  • J. Kerr Western Clinical Engineering Ltd.
  • J. A. McEwen Western Clinical Engineering Ltd. / University of British Columbia


It is well established that unnecessarily high tourniquet pressures are associated with higher probability of patient injuries, and insufficient tourniquet pressures can lead to break-through bleeding and other complications. Measurement of a patient’s limb occlusion pressure (LOP) through the use of an automatic personalized tourniquet system enables the simple and safe application of personalized tourniquet pressures, reducing the risk of tourniquet-related injuries. Doppler ultrasound may be used to measure LOP, however manual measurement of LOP by Doppler is time-consuming and error-prone if attempted by inadequately trained staff. Other methods based on systolic blood pressure (SBP) have been proposed in an attempt to indirectly estimate personalized tourniquet pressures.
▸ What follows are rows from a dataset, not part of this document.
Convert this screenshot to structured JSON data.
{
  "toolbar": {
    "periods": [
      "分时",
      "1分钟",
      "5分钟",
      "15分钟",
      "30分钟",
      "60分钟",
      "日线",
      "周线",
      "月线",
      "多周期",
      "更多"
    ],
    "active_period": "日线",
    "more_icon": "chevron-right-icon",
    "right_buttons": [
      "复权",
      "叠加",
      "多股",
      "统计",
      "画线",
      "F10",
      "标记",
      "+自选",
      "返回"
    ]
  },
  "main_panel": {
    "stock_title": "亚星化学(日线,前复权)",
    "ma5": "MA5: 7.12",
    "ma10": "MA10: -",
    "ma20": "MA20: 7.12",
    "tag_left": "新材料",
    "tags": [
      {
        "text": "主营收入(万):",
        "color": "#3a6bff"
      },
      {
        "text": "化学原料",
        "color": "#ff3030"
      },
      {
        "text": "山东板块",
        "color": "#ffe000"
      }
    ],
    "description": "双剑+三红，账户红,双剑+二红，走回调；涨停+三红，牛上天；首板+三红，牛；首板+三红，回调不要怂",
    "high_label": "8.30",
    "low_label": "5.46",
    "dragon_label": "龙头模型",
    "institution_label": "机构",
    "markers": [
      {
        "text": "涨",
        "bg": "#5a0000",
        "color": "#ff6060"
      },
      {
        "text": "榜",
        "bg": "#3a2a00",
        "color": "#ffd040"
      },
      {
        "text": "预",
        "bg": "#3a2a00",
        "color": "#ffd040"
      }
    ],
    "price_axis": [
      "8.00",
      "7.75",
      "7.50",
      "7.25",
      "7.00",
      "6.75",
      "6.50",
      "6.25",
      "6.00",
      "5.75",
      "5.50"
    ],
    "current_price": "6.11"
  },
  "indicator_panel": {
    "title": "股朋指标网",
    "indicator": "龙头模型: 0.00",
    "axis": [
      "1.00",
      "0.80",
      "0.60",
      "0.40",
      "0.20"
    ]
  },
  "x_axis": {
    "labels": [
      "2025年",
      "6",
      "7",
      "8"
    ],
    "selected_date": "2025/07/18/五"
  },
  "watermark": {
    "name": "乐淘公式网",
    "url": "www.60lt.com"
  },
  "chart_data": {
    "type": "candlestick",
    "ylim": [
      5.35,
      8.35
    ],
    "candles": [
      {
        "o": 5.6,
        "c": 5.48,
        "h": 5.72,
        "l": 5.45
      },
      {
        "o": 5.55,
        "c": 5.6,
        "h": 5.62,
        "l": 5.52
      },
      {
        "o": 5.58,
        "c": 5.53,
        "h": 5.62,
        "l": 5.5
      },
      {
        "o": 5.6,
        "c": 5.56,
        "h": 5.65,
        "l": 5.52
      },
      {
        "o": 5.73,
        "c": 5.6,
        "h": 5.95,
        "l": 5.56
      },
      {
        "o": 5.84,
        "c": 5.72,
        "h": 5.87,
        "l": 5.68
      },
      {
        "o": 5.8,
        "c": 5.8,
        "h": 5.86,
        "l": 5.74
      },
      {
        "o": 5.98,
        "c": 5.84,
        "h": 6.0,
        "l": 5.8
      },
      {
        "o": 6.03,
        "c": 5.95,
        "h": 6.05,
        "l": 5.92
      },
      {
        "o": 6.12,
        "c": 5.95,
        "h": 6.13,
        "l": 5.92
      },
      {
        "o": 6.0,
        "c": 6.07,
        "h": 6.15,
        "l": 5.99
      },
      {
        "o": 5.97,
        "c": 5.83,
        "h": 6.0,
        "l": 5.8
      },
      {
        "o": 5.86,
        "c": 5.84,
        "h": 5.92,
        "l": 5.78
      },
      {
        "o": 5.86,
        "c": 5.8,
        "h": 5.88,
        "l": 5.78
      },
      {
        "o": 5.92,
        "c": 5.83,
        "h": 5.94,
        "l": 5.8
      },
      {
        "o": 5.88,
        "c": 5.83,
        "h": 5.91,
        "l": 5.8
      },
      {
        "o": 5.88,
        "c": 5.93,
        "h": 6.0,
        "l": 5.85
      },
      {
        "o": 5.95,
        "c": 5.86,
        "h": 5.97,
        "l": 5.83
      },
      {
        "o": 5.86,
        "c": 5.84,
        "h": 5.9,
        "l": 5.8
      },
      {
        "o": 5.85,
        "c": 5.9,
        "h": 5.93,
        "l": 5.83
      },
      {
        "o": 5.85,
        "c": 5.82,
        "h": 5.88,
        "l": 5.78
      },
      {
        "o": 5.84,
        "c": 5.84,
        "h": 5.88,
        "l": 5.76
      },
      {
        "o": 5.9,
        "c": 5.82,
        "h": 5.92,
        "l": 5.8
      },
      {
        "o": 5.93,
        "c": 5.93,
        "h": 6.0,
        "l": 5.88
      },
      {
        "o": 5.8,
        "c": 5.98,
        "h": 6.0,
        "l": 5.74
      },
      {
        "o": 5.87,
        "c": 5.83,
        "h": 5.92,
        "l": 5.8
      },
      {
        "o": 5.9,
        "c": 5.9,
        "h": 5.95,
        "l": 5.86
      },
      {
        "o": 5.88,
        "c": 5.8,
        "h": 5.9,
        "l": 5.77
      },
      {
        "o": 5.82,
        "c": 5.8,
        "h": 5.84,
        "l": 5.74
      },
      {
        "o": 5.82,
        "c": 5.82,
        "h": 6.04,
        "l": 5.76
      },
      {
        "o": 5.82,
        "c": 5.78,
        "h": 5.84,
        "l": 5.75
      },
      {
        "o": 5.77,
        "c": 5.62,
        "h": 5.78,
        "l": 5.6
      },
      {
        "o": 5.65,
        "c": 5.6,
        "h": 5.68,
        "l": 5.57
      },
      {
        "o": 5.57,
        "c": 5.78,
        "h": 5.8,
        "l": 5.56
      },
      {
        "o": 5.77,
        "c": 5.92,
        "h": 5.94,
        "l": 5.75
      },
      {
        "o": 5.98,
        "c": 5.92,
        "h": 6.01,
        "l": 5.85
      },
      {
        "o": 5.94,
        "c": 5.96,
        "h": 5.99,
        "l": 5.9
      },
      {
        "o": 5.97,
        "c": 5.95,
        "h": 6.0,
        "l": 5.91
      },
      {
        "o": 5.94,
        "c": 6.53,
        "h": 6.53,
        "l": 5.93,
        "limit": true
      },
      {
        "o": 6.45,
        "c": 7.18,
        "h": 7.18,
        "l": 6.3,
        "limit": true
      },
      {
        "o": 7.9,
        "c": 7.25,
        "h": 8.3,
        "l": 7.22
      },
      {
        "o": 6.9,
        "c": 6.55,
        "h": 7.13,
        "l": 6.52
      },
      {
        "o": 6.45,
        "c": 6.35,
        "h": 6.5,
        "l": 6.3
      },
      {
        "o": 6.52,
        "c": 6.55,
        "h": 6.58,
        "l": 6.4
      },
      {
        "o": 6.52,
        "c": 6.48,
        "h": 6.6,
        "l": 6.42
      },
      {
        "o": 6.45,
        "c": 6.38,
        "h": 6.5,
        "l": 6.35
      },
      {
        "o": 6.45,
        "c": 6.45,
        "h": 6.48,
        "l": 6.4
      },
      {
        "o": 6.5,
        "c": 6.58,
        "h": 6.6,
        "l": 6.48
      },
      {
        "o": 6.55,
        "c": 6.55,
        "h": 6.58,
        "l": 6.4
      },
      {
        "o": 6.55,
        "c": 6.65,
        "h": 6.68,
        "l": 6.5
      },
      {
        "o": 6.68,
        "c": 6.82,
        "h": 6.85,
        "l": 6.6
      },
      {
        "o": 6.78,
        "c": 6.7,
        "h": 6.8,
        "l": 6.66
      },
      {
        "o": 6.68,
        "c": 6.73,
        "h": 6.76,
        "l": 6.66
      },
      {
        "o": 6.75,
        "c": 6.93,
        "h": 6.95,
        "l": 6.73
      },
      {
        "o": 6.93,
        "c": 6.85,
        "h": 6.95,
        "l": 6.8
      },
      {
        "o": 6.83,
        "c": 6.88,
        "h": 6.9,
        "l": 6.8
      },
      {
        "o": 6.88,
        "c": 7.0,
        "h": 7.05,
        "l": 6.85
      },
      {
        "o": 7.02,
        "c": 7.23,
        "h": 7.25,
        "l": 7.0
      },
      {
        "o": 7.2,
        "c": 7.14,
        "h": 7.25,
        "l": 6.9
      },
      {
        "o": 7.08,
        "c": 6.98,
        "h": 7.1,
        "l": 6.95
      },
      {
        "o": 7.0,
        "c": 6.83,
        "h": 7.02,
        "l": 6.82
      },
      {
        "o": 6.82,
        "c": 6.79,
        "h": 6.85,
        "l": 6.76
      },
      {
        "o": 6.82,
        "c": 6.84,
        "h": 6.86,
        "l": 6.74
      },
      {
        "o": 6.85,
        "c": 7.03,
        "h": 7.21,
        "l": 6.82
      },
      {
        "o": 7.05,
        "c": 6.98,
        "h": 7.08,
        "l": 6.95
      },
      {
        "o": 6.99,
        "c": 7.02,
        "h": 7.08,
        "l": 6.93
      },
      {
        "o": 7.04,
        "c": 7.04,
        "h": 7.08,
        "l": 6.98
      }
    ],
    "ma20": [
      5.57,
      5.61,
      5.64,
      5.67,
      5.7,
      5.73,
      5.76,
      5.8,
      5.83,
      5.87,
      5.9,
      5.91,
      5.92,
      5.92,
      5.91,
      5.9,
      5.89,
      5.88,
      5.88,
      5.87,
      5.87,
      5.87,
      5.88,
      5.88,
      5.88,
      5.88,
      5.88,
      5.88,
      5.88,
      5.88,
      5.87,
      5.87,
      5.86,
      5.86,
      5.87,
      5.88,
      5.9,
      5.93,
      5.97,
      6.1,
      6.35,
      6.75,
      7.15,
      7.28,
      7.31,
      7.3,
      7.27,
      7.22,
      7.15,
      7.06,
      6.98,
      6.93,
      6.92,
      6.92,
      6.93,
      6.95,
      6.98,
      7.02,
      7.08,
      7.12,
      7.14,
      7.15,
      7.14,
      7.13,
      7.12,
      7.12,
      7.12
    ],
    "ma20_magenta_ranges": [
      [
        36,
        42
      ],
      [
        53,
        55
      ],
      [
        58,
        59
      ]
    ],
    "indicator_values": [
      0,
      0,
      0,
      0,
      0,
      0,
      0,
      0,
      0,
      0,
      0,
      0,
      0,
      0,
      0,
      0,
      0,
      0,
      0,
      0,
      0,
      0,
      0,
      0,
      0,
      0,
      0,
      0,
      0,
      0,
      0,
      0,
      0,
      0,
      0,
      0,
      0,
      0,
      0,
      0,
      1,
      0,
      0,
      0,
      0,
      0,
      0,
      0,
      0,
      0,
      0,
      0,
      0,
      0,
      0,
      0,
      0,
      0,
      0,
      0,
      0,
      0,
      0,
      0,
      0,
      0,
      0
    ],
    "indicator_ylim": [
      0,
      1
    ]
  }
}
Such methods include: (1) setting tourniquet pressure as a function of the patient’s SBP, (2) indirectly estimating LOP by using a formula based on SBP and a ‘tissue padding coefficient’. Alternatively, non-personalized fixed tourniquet pressures are used, resulting in pressures that may be hazardously high or low. Data from a previous clinical study involving 143 patients was retrospectively analysed to compare the differences between measured LOP to the recommended pressures of the two SBP-based estimation methods. Results from method (1) using only SBP indicate a predicted bleed-through for 41% of patients, and results from method (2) using SBP and a coefficient indicate an estimated bleed-through rate for 62% of patients. Alternatively, using a non-personalized fixed pressure predicted no bleed-throughs, but resulted in unnecessarily high pressures that were on average 121 mmHg above LOP. This study demonstrates that indirect SBP-based estimation methods recommend unsafe, unreliable, and inconsistent tourniquet pressure settings when compared to the measurement and setting of tourniquet pressures by LOP. The next advances in tourniquet safety will come from widespread adoption of using personalized tourniquet systems to automatically measure LOP, and by personalizing safety margins to further reduce applied tourniquet pressure levels.




How to Cite

J. Kerr and J. A. McEwen, “Personalizing Tourniquet Pressures – SBP-Based Estimation Methods are Unsafe, Unreliable, and Inconsistent”, CMBES Proc., vol. 42, May 2019.